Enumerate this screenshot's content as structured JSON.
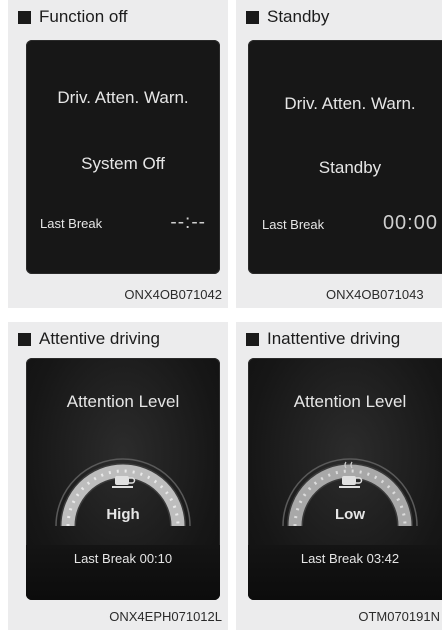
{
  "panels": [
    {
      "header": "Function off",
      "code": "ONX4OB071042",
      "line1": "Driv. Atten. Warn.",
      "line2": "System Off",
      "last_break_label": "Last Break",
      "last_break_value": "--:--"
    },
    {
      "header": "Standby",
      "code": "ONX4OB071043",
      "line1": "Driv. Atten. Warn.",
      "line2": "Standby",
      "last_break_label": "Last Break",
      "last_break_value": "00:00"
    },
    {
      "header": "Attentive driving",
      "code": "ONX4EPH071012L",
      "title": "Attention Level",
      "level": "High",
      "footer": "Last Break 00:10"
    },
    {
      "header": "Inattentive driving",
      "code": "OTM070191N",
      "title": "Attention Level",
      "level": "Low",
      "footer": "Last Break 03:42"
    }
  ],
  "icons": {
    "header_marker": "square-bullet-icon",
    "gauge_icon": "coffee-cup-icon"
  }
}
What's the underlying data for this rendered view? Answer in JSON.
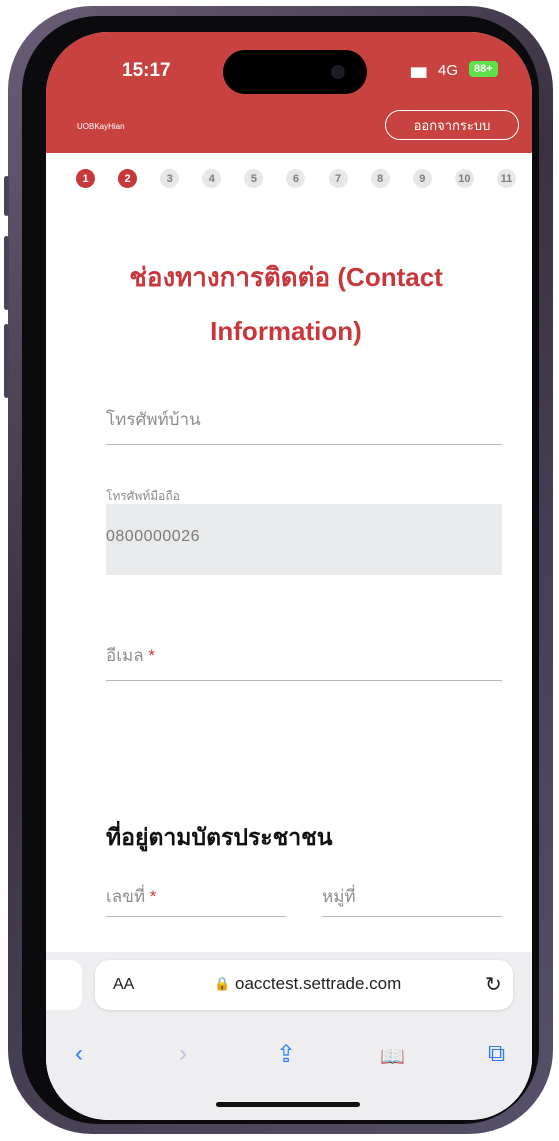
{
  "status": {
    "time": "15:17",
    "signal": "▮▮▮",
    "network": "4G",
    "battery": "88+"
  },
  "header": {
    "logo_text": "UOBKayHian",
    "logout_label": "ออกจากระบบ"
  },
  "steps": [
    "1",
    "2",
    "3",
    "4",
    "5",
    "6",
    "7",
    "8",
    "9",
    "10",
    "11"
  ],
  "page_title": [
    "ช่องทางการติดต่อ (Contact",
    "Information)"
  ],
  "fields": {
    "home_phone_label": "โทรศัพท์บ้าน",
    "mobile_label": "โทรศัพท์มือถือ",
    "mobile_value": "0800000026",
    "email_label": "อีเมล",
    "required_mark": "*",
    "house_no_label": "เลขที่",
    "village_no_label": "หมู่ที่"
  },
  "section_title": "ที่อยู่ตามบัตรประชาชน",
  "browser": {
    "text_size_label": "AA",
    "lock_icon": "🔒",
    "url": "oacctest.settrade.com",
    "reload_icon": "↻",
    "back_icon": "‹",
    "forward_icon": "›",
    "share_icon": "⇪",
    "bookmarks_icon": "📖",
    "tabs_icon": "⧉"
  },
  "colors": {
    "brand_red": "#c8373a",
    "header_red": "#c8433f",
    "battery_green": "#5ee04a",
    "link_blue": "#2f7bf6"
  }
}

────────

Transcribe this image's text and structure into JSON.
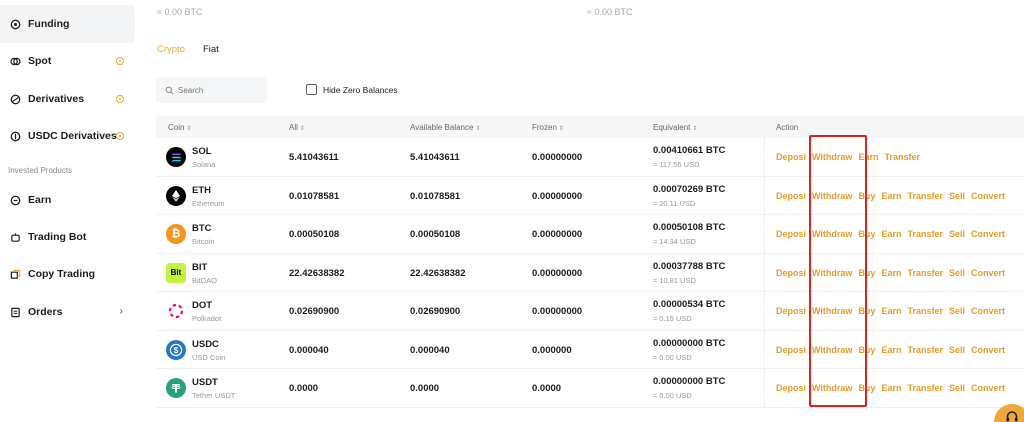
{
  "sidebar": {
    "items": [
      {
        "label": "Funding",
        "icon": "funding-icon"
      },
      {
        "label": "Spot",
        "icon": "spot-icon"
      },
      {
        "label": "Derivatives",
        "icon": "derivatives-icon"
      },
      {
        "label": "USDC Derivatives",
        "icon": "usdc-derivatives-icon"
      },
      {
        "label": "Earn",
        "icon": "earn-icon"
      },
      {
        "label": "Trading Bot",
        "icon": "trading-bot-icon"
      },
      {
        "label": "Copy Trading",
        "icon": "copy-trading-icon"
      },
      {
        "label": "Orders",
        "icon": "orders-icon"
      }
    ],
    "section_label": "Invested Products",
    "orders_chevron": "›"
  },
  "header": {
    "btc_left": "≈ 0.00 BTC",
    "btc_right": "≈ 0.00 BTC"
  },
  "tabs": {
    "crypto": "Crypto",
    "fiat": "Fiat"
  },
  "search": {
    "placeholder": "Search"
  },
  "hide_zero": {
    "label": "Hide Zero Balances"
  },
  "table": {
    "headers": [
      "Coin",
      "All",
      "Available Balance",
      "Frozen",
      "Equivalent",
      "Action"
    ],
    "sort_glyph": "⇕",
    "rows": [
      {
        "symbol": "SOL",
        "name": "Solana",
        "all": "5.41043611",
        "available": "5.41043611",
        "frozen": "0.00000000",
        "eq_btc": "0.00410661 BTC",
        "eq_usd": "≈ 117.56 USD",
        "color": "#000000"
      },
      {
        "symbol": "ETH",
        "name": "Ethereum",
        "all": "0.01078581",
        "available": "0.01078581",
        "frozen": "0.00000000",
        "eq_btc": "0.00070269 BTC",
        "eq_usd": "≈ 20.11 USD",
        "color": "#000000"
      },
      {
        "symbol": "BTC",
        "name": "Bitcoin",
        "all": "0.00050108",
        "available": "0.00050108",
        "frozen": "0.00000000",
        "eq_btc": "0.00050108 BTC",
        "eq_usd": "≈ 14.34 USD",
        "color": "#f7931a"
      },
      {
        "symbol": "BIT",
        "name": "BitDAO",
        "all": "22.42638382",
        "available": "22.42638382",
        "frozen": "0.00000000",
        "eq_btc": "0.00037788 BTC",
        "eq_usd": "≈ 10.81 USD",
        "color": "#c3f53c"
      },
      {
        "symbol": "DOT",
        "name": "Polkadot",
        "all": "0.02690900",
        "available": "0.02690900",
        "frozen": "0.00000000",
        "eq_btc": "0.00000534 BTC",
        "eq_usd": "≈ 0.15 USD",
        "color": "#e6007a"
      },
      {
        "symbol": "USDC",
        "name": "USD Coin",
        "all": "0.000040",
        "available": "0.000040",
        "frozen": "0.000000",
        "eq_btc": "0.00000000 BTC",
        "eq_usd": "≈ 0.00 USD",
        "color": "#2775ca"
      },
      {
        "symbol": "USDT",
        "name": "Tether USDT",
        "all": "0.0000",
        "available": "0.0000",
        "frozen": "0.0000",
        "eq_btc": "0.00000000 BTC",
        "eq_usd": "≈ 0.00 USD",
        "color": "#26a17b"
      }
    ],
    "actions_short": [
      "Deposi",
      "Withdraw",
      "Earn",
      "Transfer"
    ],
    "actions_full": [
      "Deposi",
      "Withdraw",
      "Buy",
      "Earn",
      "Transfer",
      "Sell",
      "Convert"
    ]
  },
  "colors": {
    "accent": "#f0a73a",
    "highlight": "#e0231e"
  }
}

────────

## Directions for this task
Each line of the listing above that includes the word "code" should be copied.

## Result of this exercise
      "code": "ONX4OB071042",
      "code": "ONX4OB071043",
      "code": "ONX4EPH071012L",
      "code": "OTM070191N",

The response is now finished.